Your task: Report all lines from the entries below in which "Moodle" appears.

-=-=-

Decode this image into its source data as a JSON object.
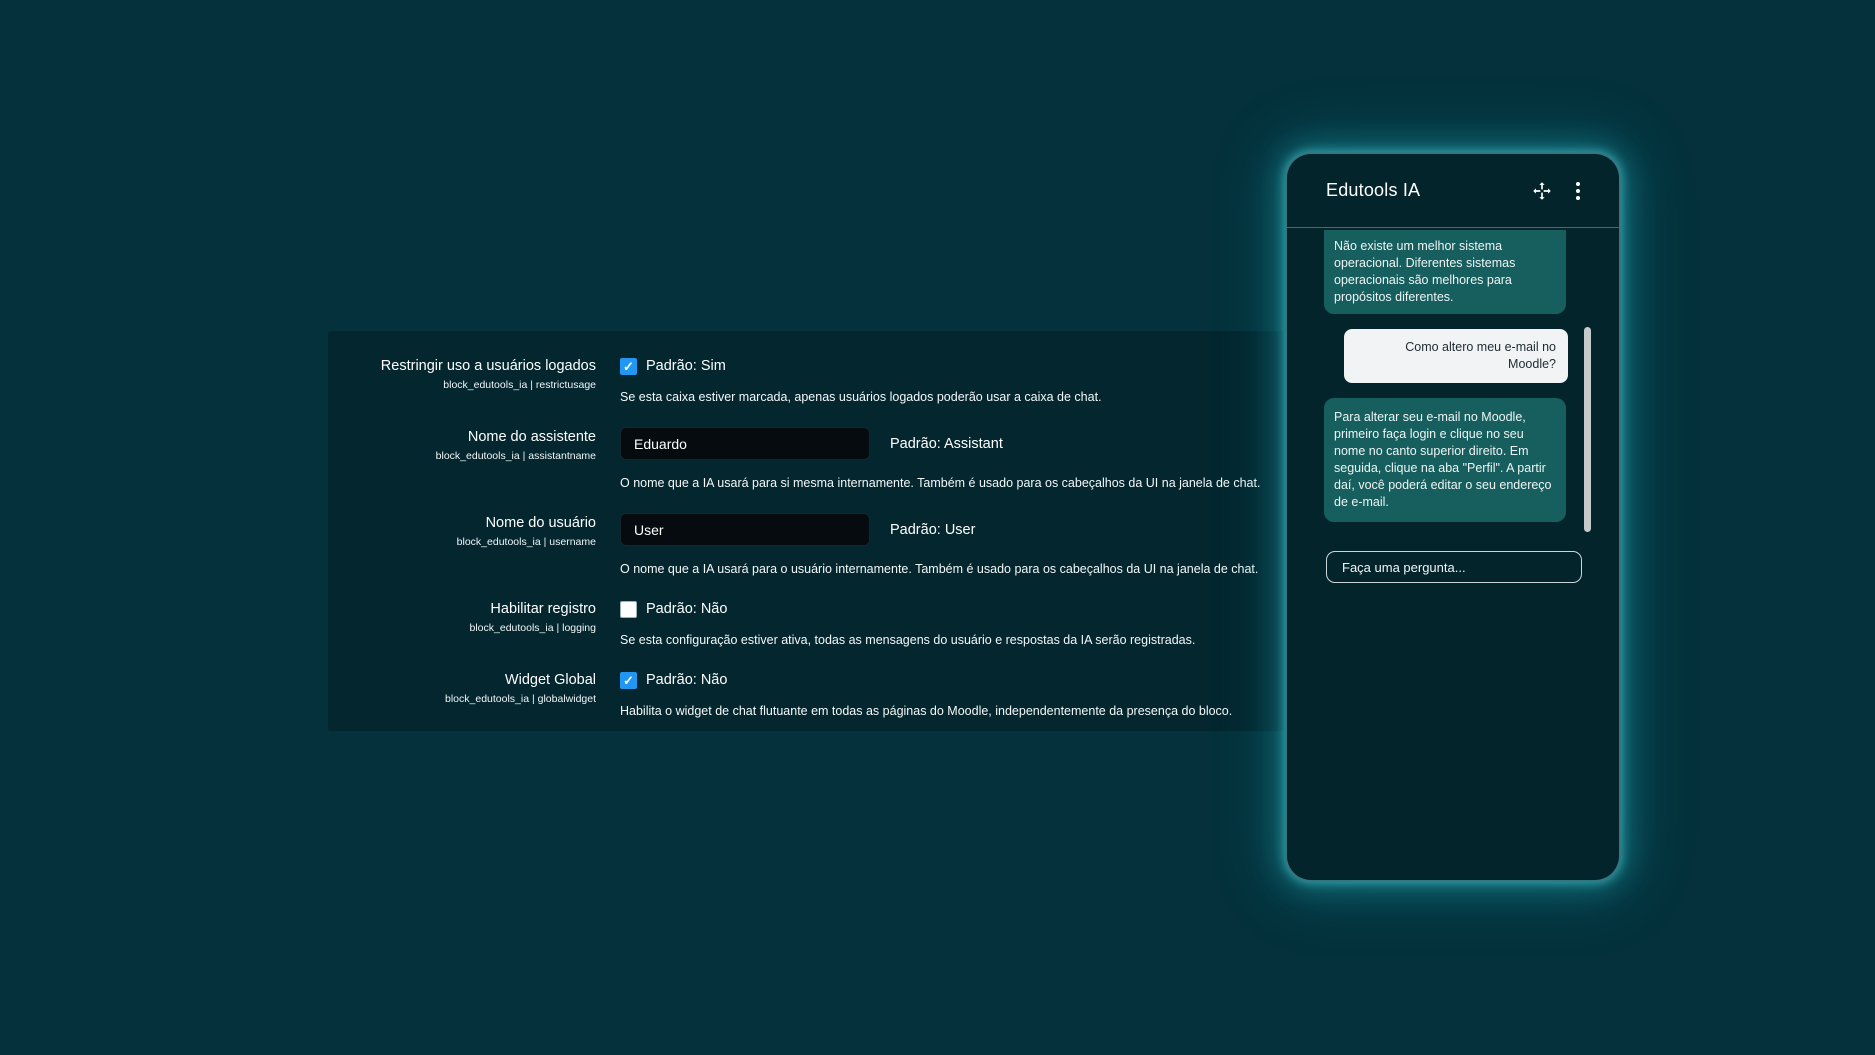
{
  "settings": {
    "rows": [
      {
        "label": "Restringir uso a usuários logados",
        "plugin": "block_edutools_ia | restrictusage",
        "type": "checkbox",
        "checked": true,
        "default_label": "Padrão: Sim",
        "description": "Se esta caixa estiver marcada, apenas usuários logados poderão usar a caixa de chat."
      },
      {
        "label": "Nome do assistente",
        "plugin": "block_edutools_ia | assistantname",
        "type": "text",
        "value": "Eduardo",
        "default_label": "Padrão: Assistant",
        "description": "O nome que a IA usará para si mesma internamente. Também é usado para os cabeçalhos da UI na janela de chat."
      },
      {
        "label": "Nome do usuário",
        "plugin": "block_edutools_ia | username",
        "type": "text",
        "value": "User",
        "default_label": "Padrão: User",
        "description": "O nome que a IA usará para o usuário internamente. Também é usado para os cabeçalhos da UI na janela de chat."
      },
      {
        "label": "Habilitar registro",
        "plugin": "block_edutools_ia | logging",
        "type": "checkbox",
        "checked": false,
        "default_label": "Padrão: Não",
        "description": "Se esta configuração estiver ativa, todas as mensagens do usuário e respostas da IA serão registradas."
      },
      {
        "label": "Widget Global",
        "plugin": "block_edutools_ia | globalwidget",
        "type": "checkbox",
        "checked": true,
        "default_label": "Padrão: Não",
        "description": "Habilita o widget de chat flutuante em todas as páginas do Moodle, independentemente da presença do bloco."
      }
    ]
  },
  "chat": {
    "title": "Edutools IA",
    "icons": {
      "move": "move-icon",
      "menu": "kebab-menu-icon"
    },
    "messages": [
      {
        "role": "assistant",
        "text": "Não existe um melhor sistema operacional. Diferentes sistemas operacionais são melhores para propósitos diferentes."
      },
      {
        "role": "user",
        "text": "Como altero meu e-mail no Moodle?"
      },
      {
        "role": "assistant",
        "text": "Para alterar seu e-mail no Moodle, primeiro faça login e clique no seu nome no canto superior direito. Em seguida, clique na aba \"Perfil\". A partir daí, você poderá editar o seu endereço de e-mail."
      }
    ],
    "input_placeholder": "Faça uma pergunta..."
  },
  "colors": {
    "page_background": "#04313b",
    "panel_background": "#03262f",
    "widget_background": "#04242c",
    "assistant_bubble": "#175f5e",
    "user_bubble": "#f1f3f4",
    "checkbox_checked": "#2196f3",
    "widget_glow": "#35d4de",
    "scrollbar_thumb": "#c6caca"
  }
}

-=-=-

Answer section:
        "description": "Habilita o widget de chat flutuante em todas as páginas do Moodle, independentemente da presença do bloco."
        "text": "Como altero meu e-mail no Moodle?"
        "text": "Para alterar seu e-mail no Moodle, primeiro faça login e clique no seu nome no canto superior direito. Em seguida, clique na aba \"Perfil\". A partir daí, você poderá editar o seu endereço de e-mail."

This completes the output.